“And those DR plans should be tested regularly, varying from monthly walkthrough tests to intensive annual drills,” he says. “Since the DR solution is likely to include cloud services, adequate cloud security (such as a cloud access security broker, or service) is also very important. And never forget the 3-2-1 backup rule – no single disaster recovery site can mitigate all risks.”
A 3-2-1 methodology is when an organisation has three copies of business data on two different media types, with the third copy off-site for disaster recovery.
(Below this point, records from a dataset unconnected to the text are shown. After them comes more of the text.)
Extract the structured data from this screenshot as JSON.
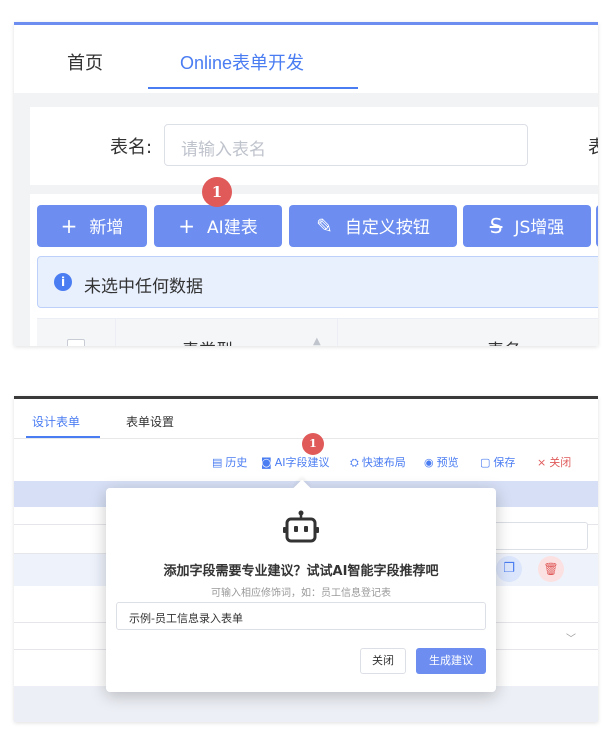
{
  "panel1": {
    "tabs": [
      {
        "label": "首页"
      },
      {
        "label": "Online表单开发"
      }
    ],
    "form": {
      "label": "表名:",
      "placeholder": "请输入表名",
      "label2": "表"
    },
    "toolbar": {
      "buttons": [
        {
          "icon": "+",
          "label": "新增"
        },
        {
          "icon": "+",
          "label": "AI建表"
        },
        {
          "icon": "✎",
          "label": "自定义按钮"
        },
        {
          "icon": "S",
          "label": "JS增强"
        }
      ],
      "badge": "1"
    },
    "alert": {
      "icon": "i",
      "text": "未选中任何数据"
    },
    "table": {
      "columns": [
        "表类型",
        "表名"
      ]
    }
  },
  "panel2": {
    "tabs": [
      {
        "label": "设计表单"
      },
      {
        "label": "表单设置"
      }
    ],
    "toolbar": {
      "history": {
        "icon": "▤",
        "label": "历史"
      },
      "ai_suggest": {
        "icon": "◙",
        "label": "AI字段建议"
      },
      "quick_layout": {
        "icon": "⛭",
        "label": "快速布局"
      },
      "preview": {
        "icon": "◉",
        "label": "预览"
      },
      "save": {
        "icon": "▢",
        "label": "保存"
      },
      "close": {
        "icon": "×",
        "label": "关闭"
      },
      "badge": "1"
    },
    "dialog": {
      "title": "添加字段需要专业建议？试试AI智能字段推荐吧",
      "hint": "可输入相应修饰词，如：员工信息登记表",
      "input_value": "示例-员工信息录入表单",
      "close_label": "关闭",
      "generate_label": "生成建议"
    }
  },
  "colors": {
    "primary": "#6d8ef0",
    "accent_text": "#4a7cf2",
    "badge": "#e05a5a",
    "alert_bg": "#e8f0fe"
  }
}
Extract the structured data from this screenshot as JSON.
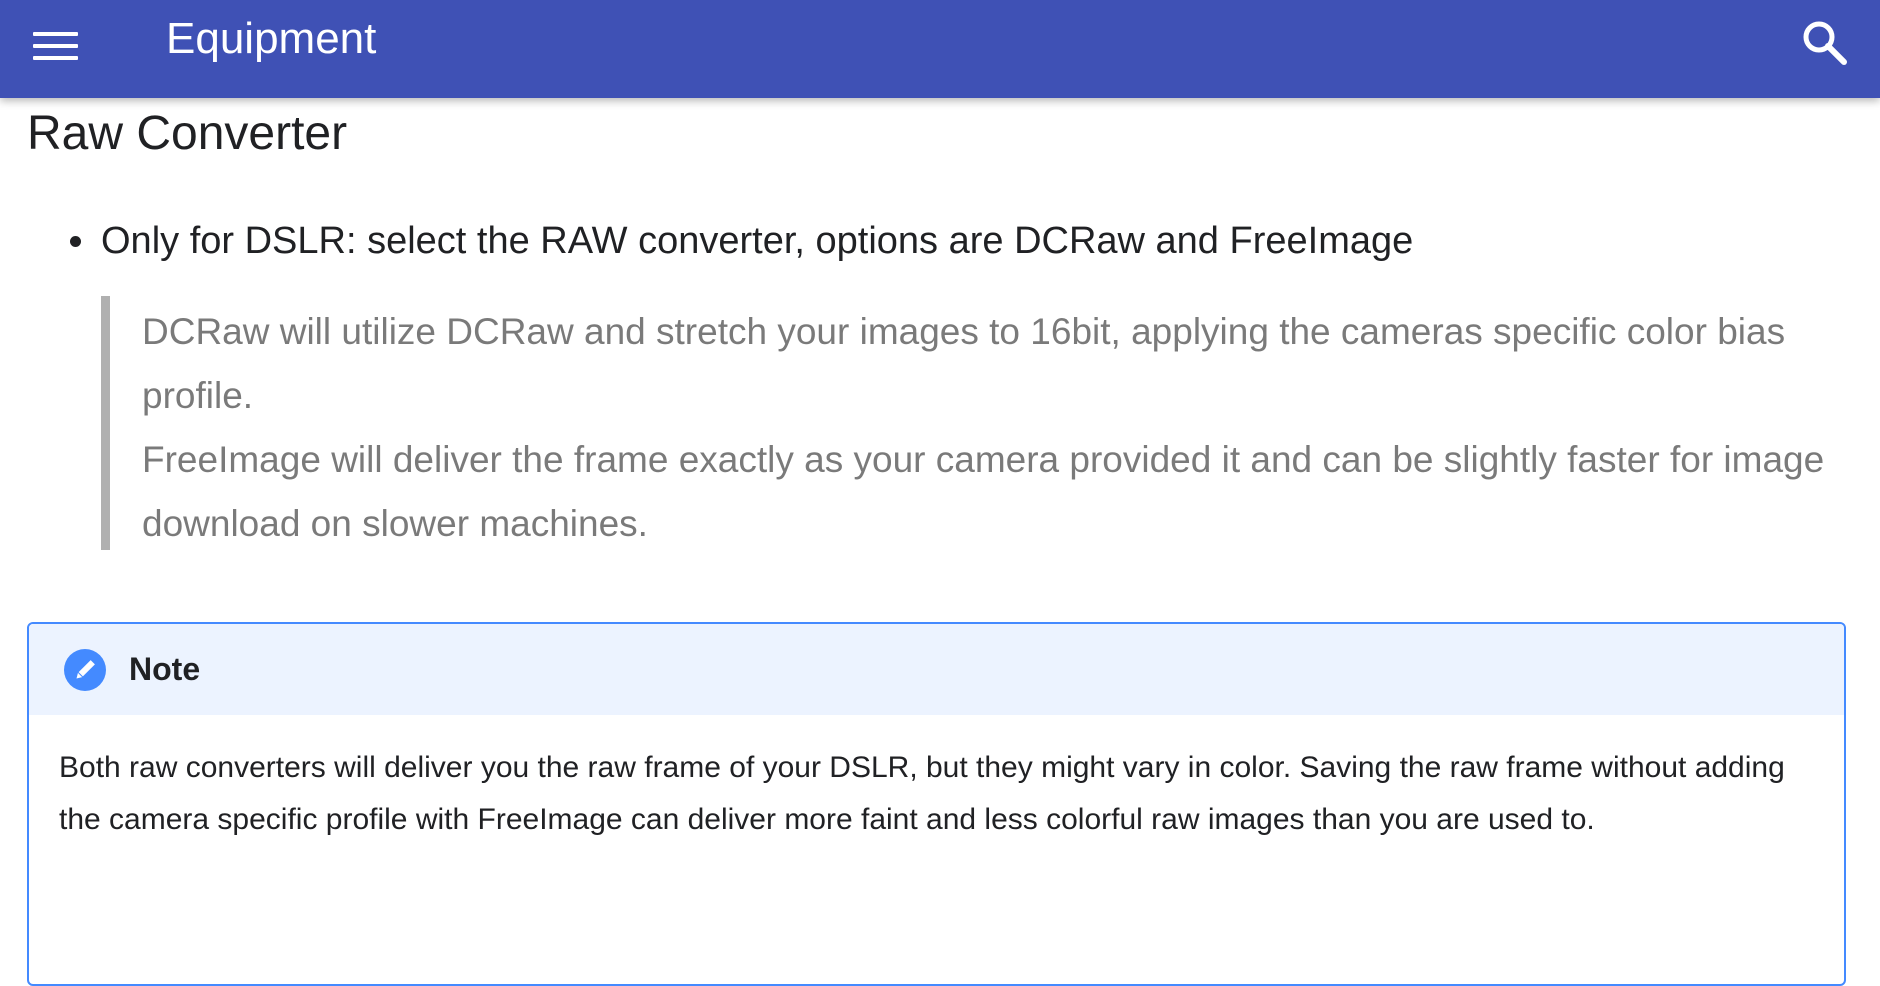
{
  "appbar": {
    "title": "Equipment",
    "background": "#3f51b5",
    "menu_icon": "menu-icon",
    "search_icon": "search-icon"
  },
  "section": {
    "title": "Raw Converter",
    "bullet": "Only for DSLR: select the RAW converter, options are DCRaw and FreeImage",
    "quote": [
      "DCRaw will utilize DCRaw and stretch your images to 16bit, applying the cameras specific color bias profile.",
      "FreeImage will deliver the frame exactly as your camera provided it and can be slightly faster for image download on slower machines."
    ]
  },
  "note": {
    "title": "Note",
    "icon": "pencil-icon",
    "accent": "#448aff",
    "body": "Both raw converters will deliver you the raw frame of your DSLR, but they might vary in color. Saving the raw frame without adding the camera specific profile with FreeImage can deliver more faint and less colorful raw images than you are used to."
  }
}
This tried-and-tested strategy was conceived before cloud security became a thing and has since evolved into 3-2-1-1-0 and 4-3-2. In the first of these new strategies, one copy should be kept offline, or air-gapped, and there should be no errors in the data.
In the second example, there should be four copies of the data stored in three locations, such as on-prem, with an MSP, and in the cloud, and two locations are off-site.
The 3-2-1 approach is still effective, and considered by experts to be one of the best ways to begin for most types of organisations.
As Horn-Botha says: “It’s a way to ensure you recover fast and don’t disrupt users. Having a well-defined plan means when disaster strikes, people don’t run around pointing fingers; they know what to do and take responsibility for that; in other words, they’re accountable. The plan should not be a thesis, but should be succinct and understood by all stakeholders.” Effective communication and coordination during a disaster recovery scenario is vital. “However, organisations often struggle to establish clear communication channels, define roles and responsibilities, and ensure smooth coordination among different teams and stakeholders,” says Swart.
Pinto says that a comprehensive and effective disaster recovery plan necessitates the buy-in and commitment of management: “They require a commitment in terms of time, money, hardware, software, and personnel. Without these resources, an effective disaster recovery plan cannot be realised,” she says.
* Article first published on brainstorm.itweb.co.za